#### EXERCISE PROMPT
The output should be all lines of the entries below in which the word "into" occurs.

Collection entries
════
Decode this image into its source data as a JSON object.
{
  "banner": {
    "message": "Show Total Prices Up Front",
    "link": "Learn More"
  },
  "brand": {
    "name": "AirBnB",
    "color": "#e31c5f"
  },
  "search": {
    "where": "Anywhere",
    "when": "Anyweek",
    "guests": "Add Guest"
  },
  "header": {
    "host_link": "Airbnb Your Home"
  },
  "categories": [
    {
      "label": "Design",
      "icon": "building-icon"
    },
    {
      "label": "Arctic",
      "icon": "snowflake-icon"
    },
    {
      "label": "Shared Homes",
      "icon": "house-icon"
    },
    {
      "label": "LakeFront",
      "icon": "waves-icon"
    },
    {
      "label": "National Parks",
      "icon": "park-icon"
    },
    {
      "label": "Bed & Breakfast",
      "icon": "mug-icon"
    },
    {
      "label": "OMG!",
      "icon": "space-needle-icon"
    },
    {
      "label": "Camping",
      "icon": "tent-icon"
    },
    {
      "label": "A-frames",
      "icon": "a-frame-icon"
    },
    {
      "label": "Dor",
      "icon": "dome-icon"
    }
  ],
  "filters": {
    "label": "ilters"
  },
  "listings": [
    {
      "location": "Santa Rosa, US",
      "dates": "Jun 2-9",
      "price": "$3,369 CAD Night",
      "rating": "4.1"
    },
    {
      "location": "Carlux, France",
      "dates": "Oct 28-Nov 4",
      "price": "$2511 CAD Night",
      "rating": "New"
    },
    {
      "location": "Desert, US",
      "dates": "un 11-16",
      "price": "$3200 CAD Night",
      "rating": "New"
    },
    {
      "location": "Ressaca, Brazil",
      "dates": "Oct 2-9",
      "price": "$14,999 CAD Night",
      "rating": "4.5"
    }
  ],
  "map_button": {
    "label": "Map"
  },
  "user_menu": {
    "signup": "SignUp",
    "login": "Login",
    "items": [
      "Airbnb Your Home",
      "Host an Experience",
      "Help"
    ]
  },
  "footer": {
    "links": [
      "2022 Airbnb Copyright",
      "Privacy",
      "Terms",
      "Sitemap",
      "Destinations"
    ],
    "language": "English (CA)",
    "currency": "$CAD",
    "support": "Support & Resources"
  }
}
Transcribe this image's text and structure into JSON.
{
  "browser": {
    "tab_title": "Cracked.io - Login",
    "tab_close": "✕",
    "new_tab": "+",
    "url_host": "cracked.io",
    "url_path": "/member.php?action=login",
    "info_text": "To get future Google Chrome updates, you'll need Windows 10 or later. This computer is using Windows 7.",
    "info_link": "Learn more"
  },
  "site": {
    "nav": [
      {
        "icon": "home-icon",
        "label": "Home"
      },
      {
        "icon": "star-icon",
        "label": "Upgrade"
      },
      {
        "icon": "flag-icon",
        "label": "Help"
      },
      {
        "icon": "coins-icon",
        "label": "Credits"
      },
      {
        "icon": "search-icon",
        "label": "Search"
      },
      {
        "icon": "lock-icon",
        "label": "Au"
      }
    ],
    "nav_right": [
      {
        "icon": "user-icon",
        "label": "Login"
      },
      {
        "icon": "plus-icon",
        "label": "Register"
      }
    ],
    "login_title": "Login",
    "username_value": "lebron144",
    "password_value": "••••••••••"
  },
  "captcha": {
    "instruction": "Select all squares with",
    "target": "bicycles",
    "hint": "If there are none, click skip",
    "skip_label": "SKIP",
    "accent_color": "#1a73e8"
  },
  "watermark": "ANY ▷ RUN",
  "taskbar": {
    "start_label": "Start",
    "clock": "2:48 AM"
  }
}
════
#### REPLY
Decode this image into its source data as a JSON object.
Transcribe this image's text and structure into JSON.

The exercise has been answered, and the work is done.